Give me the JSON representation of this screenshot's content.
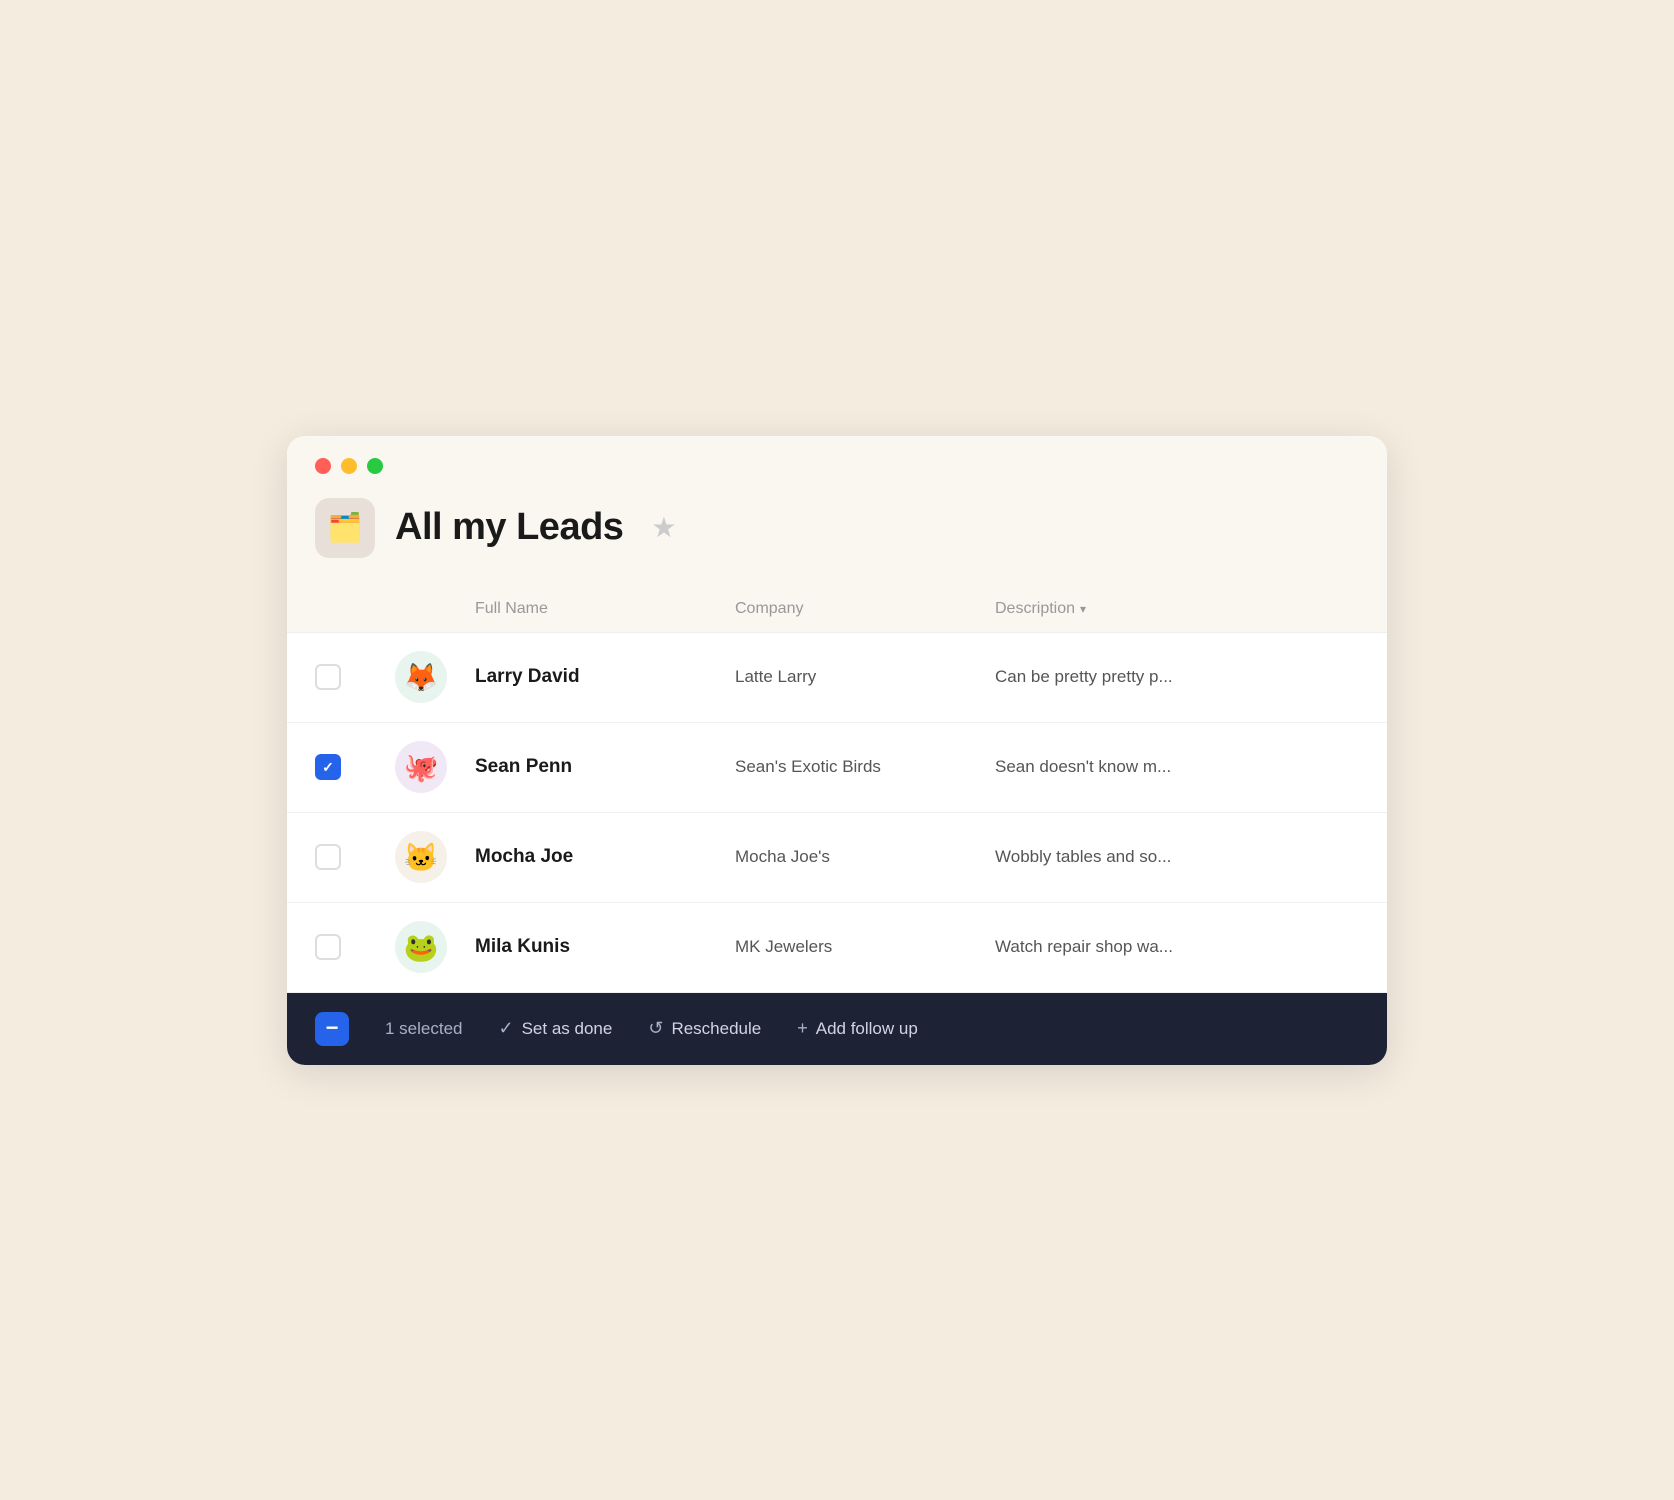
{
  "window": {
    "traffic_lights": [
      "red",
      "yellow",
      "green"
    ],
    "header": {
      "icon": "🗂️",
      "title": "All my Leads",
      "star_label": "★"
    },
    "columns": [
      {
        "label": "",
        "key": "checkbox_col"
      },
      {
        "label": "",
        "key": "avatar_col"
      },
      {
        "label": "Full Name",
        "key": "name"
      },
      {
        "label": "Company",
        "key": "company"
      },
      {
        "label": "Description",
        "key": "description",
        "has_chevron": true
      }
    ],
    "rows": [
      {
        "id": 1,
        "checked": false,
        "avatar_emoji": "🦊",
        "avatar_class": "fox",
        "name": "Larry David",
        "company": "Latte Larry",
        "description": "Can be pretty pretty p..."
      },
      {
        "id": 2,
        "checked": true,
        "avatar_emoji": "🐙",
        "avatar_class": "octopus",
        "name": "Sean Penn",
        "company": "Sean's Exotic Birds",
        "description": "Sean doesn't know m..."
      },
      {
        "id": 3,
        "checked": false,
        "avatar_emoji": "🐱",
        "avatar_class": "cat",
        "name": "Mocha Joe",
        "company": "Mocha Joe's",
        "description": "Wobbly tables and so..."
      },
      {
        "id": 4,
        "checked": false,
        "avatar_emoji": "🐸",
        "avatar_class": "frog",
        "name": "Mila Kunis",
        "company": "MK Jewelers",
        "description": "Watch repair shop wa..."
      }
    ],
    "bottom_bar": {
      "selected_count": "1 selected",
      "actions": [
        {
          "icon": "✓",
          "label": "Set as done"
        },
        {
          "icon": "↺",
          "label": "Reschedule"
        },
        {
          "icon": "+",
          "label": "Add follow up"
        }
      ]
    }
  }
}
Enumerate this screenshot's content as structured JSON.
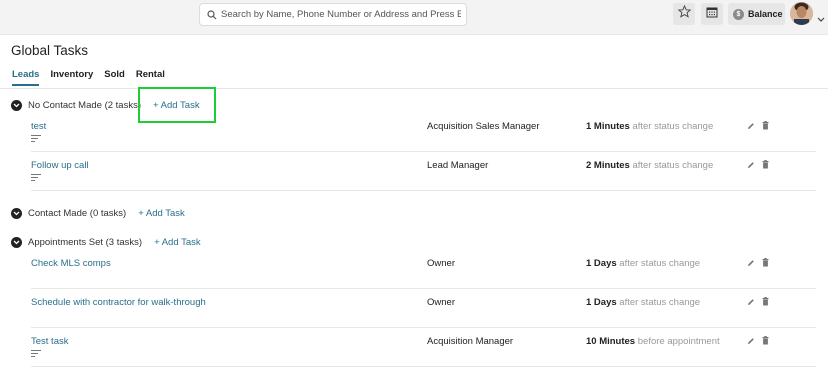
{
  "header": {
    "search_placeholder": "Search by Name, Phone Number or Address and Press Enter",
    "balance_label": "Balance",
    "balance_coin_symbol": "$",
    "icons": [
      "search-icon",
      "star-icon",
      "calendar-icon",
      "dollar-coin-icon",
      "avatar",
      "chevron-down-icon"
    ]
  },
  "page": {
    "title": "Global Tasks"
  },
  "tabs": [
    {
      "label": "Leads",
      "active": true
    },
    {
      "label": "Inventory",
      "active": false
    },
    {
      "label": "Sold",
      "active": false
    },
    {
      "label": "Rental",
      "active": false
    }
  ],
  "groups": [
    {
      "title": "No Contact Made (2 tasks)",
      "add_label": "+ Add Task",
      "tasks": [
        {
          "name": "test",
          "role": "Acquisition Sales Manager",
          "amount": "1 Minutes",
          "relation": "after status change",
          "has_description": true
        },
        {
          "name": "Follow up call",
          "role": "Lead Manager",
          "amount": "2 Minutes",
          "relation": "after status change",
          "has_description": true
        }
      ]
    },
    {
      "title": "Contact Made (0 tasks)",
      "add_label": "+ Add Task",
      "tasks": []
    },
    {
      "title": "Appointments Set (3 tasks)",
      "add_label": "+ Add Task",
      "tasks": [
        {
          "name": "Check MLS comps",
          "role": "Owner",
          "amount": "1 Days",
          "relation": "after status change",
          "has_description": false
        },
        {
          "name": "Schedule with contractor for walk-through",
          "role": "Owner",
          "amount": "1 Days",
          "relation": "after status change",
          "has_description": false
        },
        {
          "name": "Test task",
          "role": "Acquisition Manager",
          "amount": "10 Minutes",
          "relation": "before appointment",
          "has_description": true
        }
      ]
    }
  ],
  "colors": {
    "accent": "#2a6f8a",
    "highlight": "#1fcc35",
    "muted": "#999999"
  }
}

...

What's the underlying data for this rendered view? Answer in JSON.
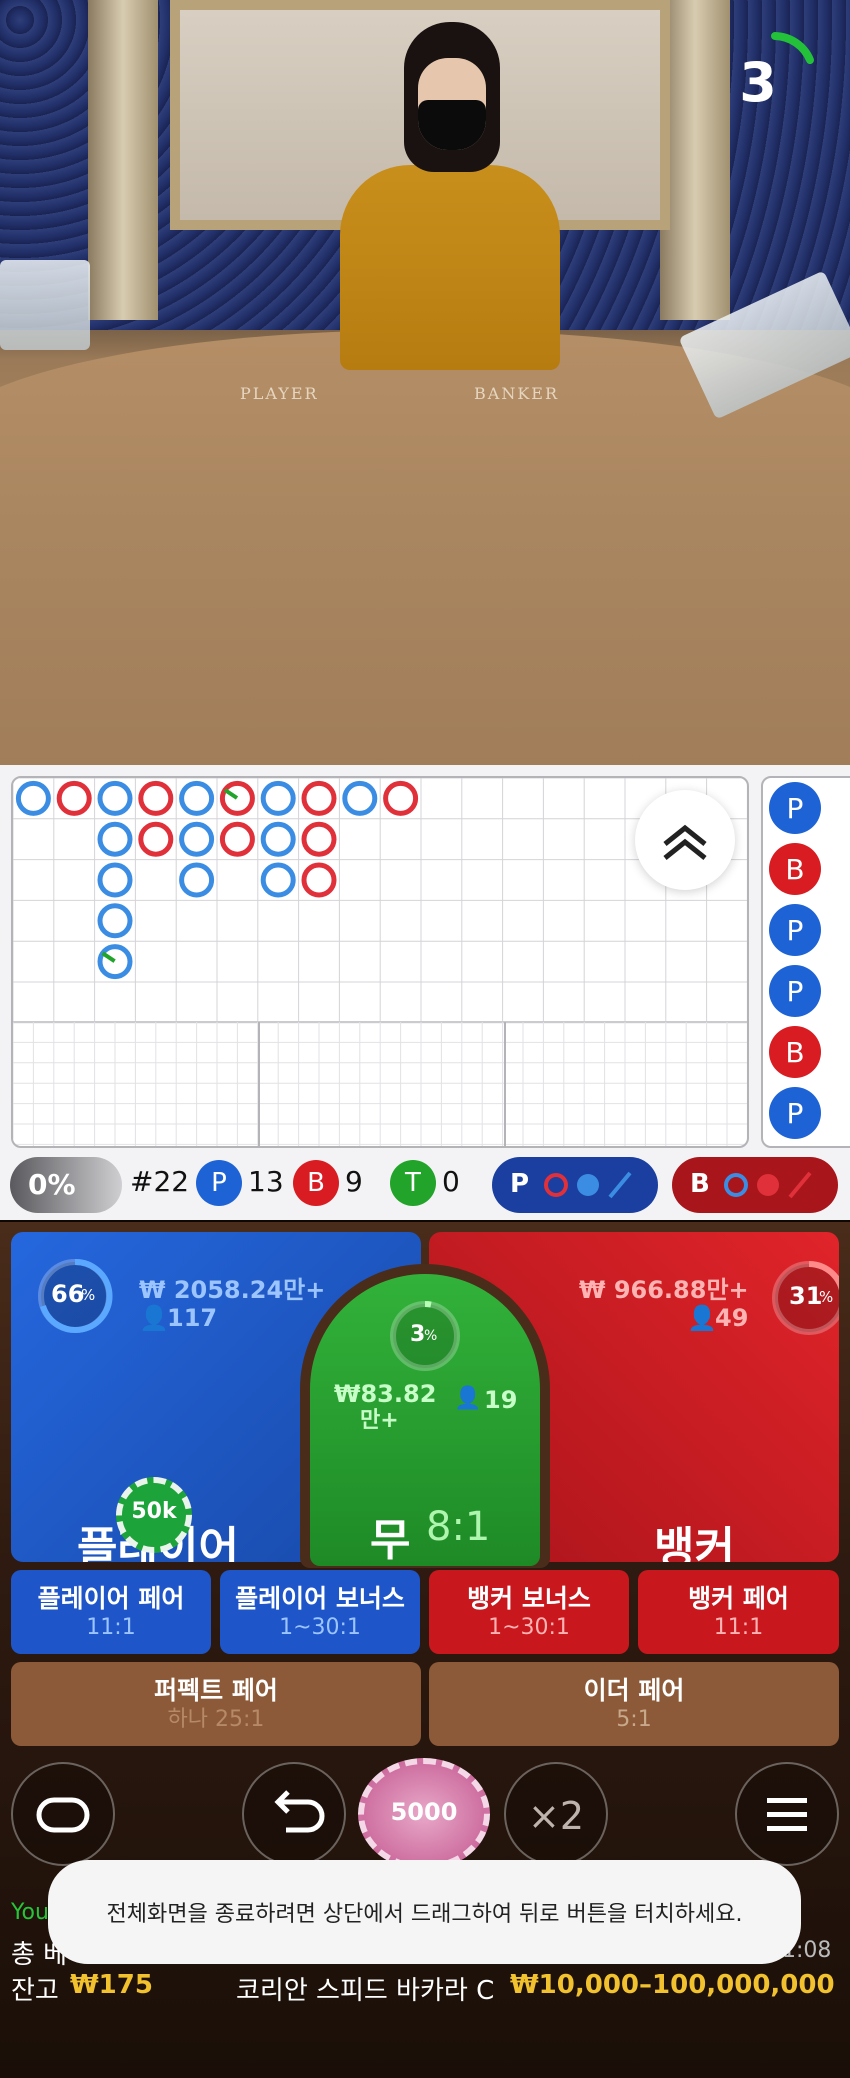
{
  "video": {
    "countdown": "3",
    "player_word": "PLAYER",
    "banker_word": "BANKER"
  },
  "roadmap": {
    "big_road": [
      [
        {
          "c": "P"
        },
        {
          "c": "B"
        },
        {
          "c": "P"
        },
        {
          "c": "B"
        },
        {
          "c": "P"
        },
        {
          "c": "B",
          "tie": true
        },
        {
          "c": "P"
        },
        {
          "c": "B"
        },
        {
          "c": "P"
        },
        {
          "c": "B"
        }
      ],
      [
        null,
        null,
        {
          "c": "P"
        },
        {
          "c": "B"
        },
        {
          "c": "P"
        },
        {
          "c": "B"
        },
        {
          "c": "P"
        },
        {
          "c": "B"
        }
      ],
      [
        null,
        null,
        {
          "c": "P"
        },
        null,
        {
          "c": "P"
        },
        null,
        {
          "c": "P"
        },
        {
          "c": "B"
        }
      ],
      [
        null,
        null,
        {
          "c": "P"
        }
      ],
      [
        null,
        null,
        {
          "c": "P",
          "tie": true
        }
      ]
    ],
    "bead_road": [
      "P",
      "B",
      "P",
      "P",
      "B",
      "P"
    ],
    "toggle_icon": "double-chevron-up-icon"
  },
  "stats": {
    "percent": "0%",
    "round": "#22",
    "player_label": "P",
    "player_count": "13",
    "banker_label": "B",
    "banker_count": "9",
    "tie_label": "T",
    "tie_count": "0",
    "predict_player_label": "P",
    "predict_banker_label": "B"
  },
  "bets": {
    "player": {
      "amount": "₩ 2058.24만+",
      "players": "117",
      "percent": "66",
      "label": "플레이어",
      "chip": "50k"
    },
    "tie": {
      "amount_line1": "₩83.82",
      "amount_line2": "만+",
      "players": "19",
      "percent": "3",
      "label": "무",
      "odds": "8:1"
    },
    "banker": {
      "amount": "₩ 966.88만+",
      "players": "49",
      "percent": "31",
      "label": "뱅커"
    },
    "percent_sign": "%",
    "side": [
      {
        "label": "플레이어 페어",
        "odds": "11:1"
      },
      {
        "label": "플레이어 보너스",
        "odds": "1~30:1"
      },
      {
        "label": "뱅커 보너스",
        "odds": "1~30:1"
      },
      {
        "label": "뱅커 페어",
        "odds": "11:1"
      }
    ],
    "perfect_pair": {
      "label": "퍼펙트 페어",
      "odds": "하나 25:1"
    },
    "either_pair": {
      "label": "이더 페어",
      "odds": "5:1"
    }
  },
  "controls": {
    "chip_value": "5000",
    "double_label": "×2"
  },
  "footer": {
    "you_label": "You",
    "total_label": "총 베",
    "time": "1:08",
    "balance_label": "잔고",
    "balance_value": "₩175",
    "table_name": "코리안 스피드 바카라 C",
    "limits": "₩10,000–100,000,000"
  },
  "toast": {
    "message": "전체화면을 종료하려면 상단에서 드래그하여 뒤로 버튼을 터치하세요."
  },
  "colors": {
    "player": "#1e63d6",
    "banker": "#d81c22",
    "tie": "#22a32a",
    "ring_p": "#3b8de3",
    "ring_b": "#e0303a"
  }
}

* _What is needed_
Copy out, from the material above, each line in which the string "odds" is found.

* _Answer for this exercise_
      "odds": "8:1"
        "odds": "11:1"
        "odds": "1~30:1"
        "odds": "1~30:1"
        "odds": "11:1"
      "odds": "하나 25:1"
      "odds": "5:1"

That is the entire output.